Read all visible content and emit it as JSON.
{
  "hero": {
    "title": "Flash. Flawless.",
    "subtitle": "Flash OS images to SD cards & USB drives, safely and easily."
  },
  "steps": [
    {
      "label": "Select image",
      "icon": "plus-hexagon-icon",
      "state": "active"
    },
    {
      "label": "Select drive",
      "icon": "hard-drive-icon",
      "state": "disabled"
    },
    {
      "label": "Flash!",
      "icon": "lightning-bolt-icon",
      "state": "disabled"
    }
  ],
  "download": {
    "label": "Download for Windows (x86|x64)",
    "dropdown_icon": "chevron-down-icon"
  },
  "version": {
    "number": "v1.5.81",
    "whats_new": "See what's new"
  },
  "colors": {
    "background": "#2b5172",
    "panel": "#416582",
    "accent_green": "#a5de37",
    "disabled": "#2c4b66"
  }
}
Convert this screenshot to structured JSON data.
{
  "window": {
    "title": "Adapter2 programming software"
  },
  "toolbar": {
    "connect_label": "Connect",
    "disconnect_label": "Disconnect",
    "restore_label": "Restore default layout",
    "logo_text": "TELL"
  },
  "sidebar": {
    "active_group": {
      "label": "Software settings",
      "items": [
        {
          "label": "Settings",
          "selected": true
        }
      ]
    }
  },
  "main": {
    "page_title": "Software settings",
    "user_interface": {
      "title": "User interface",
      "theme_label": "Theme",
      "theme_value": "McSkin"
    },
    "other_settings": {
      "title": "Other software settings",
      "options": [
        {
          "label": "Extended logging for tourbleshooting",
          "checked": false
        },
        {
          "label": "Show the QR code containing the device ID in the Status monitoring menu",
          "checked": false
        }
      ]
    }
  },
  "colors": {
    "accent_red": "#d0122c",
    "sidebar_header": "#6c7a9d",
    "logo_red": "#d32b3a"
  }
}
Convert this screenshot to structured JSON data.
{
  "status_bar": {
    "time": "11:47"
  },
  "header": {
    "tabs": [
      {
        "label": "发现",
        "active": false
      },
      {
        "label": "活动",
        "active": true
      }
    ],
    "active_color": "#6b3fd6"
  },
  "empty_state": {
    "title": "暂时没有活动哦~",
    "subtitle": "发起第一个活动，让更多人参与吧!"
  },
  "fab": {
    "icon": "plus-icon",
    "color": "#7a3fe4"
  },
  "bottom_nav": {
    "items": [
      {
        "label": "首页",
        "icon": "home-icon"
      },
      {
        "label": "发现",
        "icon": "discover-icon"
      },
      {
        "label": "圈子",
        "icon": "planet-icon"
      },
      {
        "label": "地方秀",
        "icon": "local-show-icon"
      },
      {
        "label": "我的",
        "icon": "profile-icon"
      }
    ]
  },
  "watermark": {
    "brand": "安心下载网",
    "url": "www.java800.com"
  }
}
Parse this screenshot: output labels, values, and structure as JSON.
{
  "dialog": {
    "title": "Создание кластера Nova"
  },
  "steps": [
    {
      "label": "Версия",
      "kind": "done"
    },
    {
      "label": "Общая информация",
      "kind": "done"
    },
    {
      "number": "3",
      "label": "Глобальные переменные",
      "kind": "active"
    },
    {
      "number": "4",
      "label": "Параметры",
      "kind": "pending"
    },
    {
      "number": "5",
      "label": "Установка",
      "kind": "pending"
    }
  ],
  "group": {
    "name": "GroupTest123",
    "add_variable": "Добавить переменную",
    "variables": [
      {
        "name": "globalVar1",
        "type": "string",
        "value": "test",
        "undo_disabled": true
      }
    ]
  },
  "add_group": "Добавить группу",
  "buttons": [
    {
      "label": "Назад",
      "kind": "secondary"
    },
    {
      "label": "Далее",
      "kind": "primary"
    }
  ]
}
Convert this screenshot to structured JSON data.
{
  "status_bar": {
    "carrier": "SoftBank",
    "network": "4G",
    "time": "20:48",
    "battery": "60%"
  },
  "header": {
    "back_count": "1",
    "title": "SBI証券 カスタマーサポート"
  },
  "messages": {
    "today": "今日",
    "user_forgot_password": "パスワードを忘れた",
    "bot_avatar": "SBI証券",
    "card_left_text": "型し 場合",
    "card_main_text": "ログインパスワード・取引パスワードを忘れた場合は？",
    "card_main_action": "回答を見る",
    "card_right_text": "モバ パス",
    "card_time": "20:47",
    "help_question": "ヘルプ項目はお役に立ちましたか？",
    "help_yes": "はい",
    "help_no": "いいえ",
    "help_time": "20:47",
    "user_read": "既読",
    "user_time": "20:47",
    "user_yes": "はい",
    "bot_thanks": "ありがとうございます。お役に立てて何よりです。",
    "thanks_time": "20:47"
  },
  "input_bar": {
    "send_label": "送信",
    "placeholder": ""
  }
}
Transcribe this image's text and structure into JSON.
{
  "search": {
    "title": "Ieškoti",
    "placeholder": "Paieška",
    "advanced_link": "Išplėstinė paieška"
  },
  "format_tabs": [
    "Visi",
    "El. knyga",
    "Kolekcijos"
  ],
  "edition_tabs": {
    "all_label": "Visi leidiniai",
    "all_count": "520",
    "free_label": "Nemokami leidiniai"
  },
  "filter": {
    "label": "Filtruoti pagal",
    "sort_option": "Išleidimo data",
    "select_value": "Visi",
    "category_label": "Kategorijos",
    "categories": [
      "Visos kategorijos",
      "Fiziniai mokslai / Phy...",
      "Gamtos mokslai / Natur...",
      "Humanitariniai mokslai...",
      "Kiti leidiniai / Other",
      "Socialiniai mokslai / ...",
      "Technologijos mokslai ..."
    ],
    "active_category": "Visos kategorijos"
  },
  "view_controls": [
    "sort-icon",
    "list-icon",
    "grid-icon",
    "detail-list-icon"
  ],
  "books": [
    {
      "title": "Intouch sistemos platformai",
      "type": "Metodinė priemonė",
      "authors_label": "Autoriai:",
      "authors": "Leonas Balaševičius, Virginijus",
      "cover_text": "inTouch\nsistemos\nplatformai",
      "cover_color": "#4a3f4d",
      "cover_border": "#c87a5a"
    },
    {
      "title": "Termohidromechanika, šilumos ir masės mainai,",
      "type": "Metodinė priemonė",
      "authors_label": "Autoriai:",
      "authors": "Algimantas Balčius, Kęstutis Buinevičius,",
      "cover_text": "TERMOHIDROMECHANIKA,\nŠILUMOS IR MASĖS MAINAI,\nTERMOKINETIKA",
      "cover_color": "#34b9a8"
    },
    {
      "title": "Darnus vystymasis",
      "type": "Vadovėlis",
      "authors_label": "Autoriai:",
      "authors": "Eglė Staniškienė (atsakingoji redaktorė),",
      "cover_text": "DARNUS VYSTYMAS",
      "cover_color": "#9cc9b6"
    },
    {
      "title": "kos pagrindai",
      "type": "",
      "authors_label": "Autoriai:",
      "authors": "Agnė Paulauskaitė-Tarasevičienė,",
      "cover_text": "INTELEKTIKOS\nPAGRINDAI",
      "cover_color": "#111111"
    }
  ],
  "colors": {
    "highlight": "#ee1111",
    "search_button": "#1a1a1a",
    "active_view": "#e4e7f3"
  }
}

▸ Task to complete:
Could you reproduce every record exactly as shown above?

▸ Written answer:
Read all visible content and emit it as JSON.
{
  "hero": {
    "title": "Flash. Flawless.",
    "subtitle": "Flash OS images to SD cards & USB drives, safely and easily."
  },
  "steps": [
    {
      "label": "Select image",
      "icon": "plus-hexagon-icon",
      "state": "active"
    },
    {
      "label": "Select drive",
      "icon": "hard-drive-icon",
      "state": "disabled"
    },
    {
      "label": "Flash!",
      "icon": "lightning-bolt-icon",
      "state": "disabled"
    }
  ],
  "download": {
    "label": "Download for Windows (x86|x64)",
    "dropdown_icon": "chevron-down-icon"
  },
  "version": {
    "number": "v1.5.81",
    "whats_new": "See what's new"
  },
  "colors": {
    "background": "#2b5172",
    "panel": "#416582",
    "accent_green": "#a5de37",
    "disabled": "#2c4b66"
  }
}
Convert this screenshot to structured JSON data.
{
  "window": {
    "title": "Adapter2 programming software"
  },
  "toolbar": {
    "connect_label": "Connect",
    "disconnect_label": "Disconnect",
    "restore_label": "Restore default layout",
    "logo_text": "TELL"
  },
  "sidebar": {
    "active_group": {
      "label": "Software settings",
      "items": [
        {
          "label": "Settings",
          "selected": true
        }
      ]
    }
  },
  "main": {
    "page_title": "Software settings",
    "user_interface": {
      "title": "User interface",
      "theme_label": "Theme",
      "theme_value": "McSkin"
    },
    "other_settings": {
      "title": "Other software settings",
      "options": [
        {
          "label": "Extended logging for tourbleshooting",
          "checked": false
        },
        {
          "label": "Show the QR code containing the device ID in the Status monitoring menu",
          "checked": false
        }
      ]
    }
  },
  "colors": {
    "accent_red": "#d0122c",
    "sidebar_header": "#6c7a9d",
    "logo_red": "#d32b3a"
  }
}
Convert this screenshot to structured JSON data.
{
  "status_bar": {
    "time": "11:47"
  },
  "header": {
    "tabs": [
      {
        "label": "发现",
        "active": false
      },
      {
        "label": "活动",
        "active": true
      }
    ],
    "active_color": "#6b3fd6"
  },
  "empty_state": {
    "title": "暂时没有活动哦~",
    "subtitle": "发起第一个活动，让更多人参与吧!"
  },
  "fab": {
    "icon": "plus-icon",
    "color": "#7a3fe4"
  },
  "bottom_nav": {
    "items": [
      {
        "label": "首页",
        "icon": "home-icon"
      },
      {
        "label": "发现",
        "icon": "discover-icon"
      },
      {
        "label": "圈子",
        "icon": "planet-icon"
      },
      {
        "label": "地方秀",
        "icon": "local-show-icon"
      },
      {
        "label": "我的",
        "icon": "profile-icon"
      }
    ]
  },
  "watermark": {
    "brand": "安心下载网",
    "url": "www.java800.com"
  }
}
Parse this screenshot: output labels, values, and structure as JSON.
{
  "dialog": {
    "title": "Создание кластера Nova"
  },
  "steps": [
    {
      "label": "Версия",
      "kind": "done"
    },
    {
      "label": "Общая информация",
      "kind": "done"
    },
    {
      "number": "3",
      "label": "Глобальные переменные",
      "kind": "active"
    },
    {
      "number": "4",
      "label": "Параметры",
      "kind": "pending"
    },
    {
      "number": "5",
      "label": "Установка",
      "kind": "pending"
    }
  ],
  "group": {
    "name": "GroupTest123",
    "add_variable": "Добавить переменную",
    "variables": [
      {
        "name": "globalVar1",
        "type": "string",
        "value": "test",
        "undo_disabled": true
      }
    ]
  },
  "add_group": "Добавить группу",
  "buttons": [
    {
      "label": "Назад",
      "kind": "secondary"
    },
    {
      "label": "Далее",
      "kind": "primary"
    }
  ]
}
Convert this screenshot to structured JSON data.
{
  "status_bar": {
    "carrier": "SoftBank",
    "network": "4G",
    "time": "20:48",
    "battery": "60%"
  },
  "header": {
    "back_count": "1",
    "title": "SBI証券 カスタマーサポート"
  },
  "messages": {
    "today": "今日",
    "user_forgot_password": "パスワードを忘れた",
    "bot_avatar": "SBI証券",
    "card_left_text": "型し 場合",
    "card_main_text": "ログインパスワード・取引パスワードを忘れた場合は？",
    "card_main_action": "回答を見る",
    "card_right_text": "モバ パス",
    "card_time": "20:47",
    "help_question": "ヘルプ項目はお役に立ちましたか？",
    "help_yes": "はい",
    "help_no": "いいえ",
    "help_time": "20:47",
    "user_read": "既読",
    "user_time": "20:47",
    "user_yes": "はい",
    "bot_thanks": "ありがとうございます。お役に立てて何よりです。",
    "thanks_time": "20:47"
  },
  "input_bar": {
    "send_label": "送信",
    "placeholder": ""
  }
}
Transcribe this image's text and structure into JSON.
{
  "search": {
    "title": "Ieškoti",
    "placeholder": "Paieška",
    "advanced_link": "Išplėstinė paieška"
  },
  "format_tabs": [
    "Visi",
    "El. knyga",
    "Kolekcijos"
  ],
  "edition_tabs": {
    "all_label": "Visi leidiniai",
    "all_count": "520",
    "free_label": "Nemokami leidiniai"
  },
  "filter": {
    "label": "Filtruoti pagal",
    "sort_option": "Išleidimo data",
    "select_value": "Visi",
    "category_label": "Kategorijos",
    "categories": [
      "Visos kategorijos",
      "Fiziniai mokslai / Phy...",
      "Gamtos mokslai / Natur...",
      "Humanitariniai mokslai...",
      "Kiti leidiniai / Other",
      "Socialiniai mokslai / ...",
      "Technologijos mokslai ..."
    ],
    "active_category": "Visos kategorijos"
  },
  "view_controls": [
    "sort-icon",
    "list-icon",
    "grid-icon",
    "detail-list-icon"
  ],
  "books": [
    {
      "title": "Intouch sistemos platformai",
      "type": "Metodinė priemonė",
      "authors_label": "Autoriai:",
      "authors": "Leonas Balaševičius, Virginijus",
      "cover_text": "inTouch\nsistemos\nplatformai",
      "cover_color": "#4a3f4d",
      "cover_border": "#c87a5a"
    },
    {
      "title": "Termohidromechanika, šilumos ir masės mainai,",
      "type": "Metodinė priemonė",
      "authors_label": "Autoriai:",
      "authors": "Algimantas Balčius, Kęstutis Buinevičius,",
      "cover_text": "TERMOHIDROMECHANIKA,\nŠILUMOS IR MASĖS MAINAI,\nTERMOKINETIKA",
      "cover_color": "#34b9a8"
    },
    {
      "title": "Darnus vystymasis",
      "type": "Vadovėlis",
      "authors_label": "Autoriai:",
      "authors": "Eglė Staniškienė (atsakingoji redaktorė),",
      "cover_text": "DARNUS VYSTYMAS",
      "cover_color": "#9cc9b6"
    },
    {
      "title": "kos pagrindai",
      "type": "",
      "authors_label": "Autoriai:",
      "authors": "Agnė Paulauskaitė-Tarasevičienė,",
      "cover_text": "INTELEKTIKOS\nPAGRINDAI",
      "cover_color": "#111111"
    }
  ],
  "colors": {
    "highlight": "#ee1111",
    "search_button": "#1a1a1a",
    "active_view": "#e4e7f3"
  }
}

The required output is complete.